◆ ASSIGNMENT
Go through the listing below and output it word for word.

◆ EXTRACTED ENTRIES
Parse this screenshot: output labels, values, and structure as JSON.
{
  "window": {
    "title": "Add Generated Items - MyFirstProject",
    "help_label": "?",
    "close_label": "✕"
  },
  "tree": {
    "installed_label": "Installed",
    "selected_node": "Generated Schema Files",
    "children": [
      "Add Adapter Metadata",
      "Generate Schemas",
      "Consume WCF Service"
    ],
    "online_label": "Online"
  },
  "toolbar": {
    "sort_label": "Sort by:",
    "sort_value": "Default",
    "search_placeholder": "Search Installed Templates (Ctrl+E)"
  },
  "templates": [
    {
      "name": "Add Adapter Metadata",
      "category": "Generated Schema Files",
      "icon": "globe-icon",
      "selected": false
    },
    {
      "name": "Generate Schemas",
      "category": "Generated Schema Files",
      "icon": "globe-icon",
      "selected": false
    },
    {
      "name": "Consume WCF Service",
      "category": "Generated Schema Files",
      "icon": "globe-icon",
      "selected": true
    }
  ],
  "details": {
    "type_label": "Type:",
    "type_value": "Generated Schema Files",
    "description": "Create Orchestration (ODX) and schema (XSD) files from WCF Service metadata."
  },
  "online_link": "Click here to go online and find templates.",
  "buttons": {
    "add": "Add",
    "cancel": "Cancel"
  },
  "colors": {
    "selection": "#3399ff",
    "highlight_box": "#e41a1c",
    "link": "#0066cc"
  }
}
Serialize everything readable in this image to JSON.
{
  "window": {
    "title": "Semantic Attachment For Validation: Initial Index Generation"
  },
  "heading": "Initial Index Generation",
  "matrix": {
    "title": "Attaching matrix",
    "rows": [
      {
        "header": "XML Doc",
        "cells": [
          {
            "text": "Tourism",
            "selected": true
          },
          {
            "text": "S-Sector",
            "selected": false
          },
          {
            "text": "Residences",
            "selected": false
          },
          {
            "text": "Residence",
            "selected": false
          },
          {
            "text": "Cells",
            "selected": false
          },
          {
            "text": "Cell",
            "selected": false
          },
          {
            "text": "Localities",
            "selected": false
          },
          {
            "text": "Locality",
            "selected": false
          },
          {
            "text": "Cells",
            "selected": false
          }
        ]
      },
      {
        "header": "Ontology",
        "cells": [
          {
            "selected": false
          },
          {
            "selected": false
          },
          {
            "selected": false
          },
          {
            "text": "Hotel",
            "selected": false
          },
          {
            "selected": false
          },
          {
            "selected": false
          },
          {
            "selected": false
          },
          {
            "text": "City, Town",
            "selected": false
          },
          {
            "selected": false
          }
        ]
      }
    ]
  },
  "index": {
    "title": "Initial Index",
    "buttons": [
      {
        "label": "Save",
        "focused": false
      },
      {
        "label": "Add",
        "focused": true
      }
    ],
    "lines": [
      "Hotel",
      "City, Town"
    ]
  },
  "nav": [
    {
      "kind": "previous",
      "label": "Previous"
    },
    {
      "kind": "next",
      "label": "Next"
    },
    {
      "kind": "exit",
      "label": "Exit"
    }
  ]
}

◆ SOLUTION TO THE PROBLEM
Parse this screenshot: output labels, values, and structure as JSON.
{
  "window": {
    "title": "Add Generated Items - MyFirstProject",
    "help_label": "?",
    "close_label": "✕"
  },
  "tree": {
    "installed_label": "Installed",
    "selected_node": "Generated Schema Files",
    "children": [
      "Add Adapter Metadata",
      "Generate Schemas",
      "Consume WCF Service"
    ],
    "online_label": "Online"
  },
  "toolbar": {
    "sort_label": "Sort by:",
    "sort_value": "Default",
    "search_placeholder": "Search Installed Templates (Ctrl+E)"
  },
  "templates": [
    {
      "name": "Add Adapter Metadata",
      "category": "Generated Schema Files",
      "icon": "globe-icon",
      "selected": false
    },
    {
      "name": "Generate Schemas",
      "category": "Generated Schema Files",
      "icon": "globe-icon",
      "selected": false
    },
    {
      "name": "Consume WCF Service",
      "category": "Generated Schema Files",
      "icon": "globe-icon",
      "selected": true
    }
  ],
  "details": {
    "type_label": "Type:",
    "type_value": "Generated Schema Files",
    "description": "Create Orchestration (ODX) and schema (XSD) files from WCF Service metadata."
  },
  "online_link": "Click here to go online and find templates.",
  "buttons": {
    "add": "Add",
    "cancel": "Cancel"
  },
  "colors": {
    "selection": "#3399ff",
    "highlight_box": "#e41a1c",
    "link": "#0066cc"
  }
}
Serialize everything readable in this image to JSON.
{
  "window": {
    "title": "Semantic Attachment For Validation: Initial Index Generation"
  },
  "heading": "Initial Index Generation",
  "matrix": {
    "title": "Attaching matrix",
    "rows": [
      {
        "header": "XML Doc",
        "cells": [
          {
            "text": "Tourism",
            "selected": true
          },
          {
            "text": "S-Sector",
            "selected": false
          },
          {
            "text": "Residences",
            "selected": false
          },
          {
            "text": "Residence",
            "selected": false
          },
          {
            "text": "Cells",
            "selected": false
          },
          {
            "text": "Cell",
            "selected": false
          },
          {
            "text": "Localities",
            "selected": false
          },
          {
            "text": "Locality",
            "selected": false
          },
          {
            "text": "Cells",
            "selected": false
          }
        ]
      },
      {
        "header": "Ontology",
        "cells": [
          {
            "selected": false
          },
          {
            "selected": false
          },
          {
            "selected": false
          },
          {
            "text": "Hotel",
            "selected": false
          },
          {
            "selected": false
          },
          {
            "selected": false
          },
          {
            "selected": false
          },
          {
            "text": "City, Town",
            "selected": false
          },
          {
            "selected": false
          }
        ]
      }
    ]
  },
  "index": {
    "title": "Initial Index",
    "buttons": [
      {
        "label": "Save",
        "focused": false
      },
      {
        "label": "Add",
        "focused": true
      }
    ],
    "lines": [
      "Hotel",
      "City, Town"
    ]
  },
  "nav": [
    {
      "kind": "previous",
      "label": "Previous"
    },
    {
      "kind": "next",
      "label": "Next"
    },
    {
      "kind": "exit",
      "label": "Exit"
    }
  ]
}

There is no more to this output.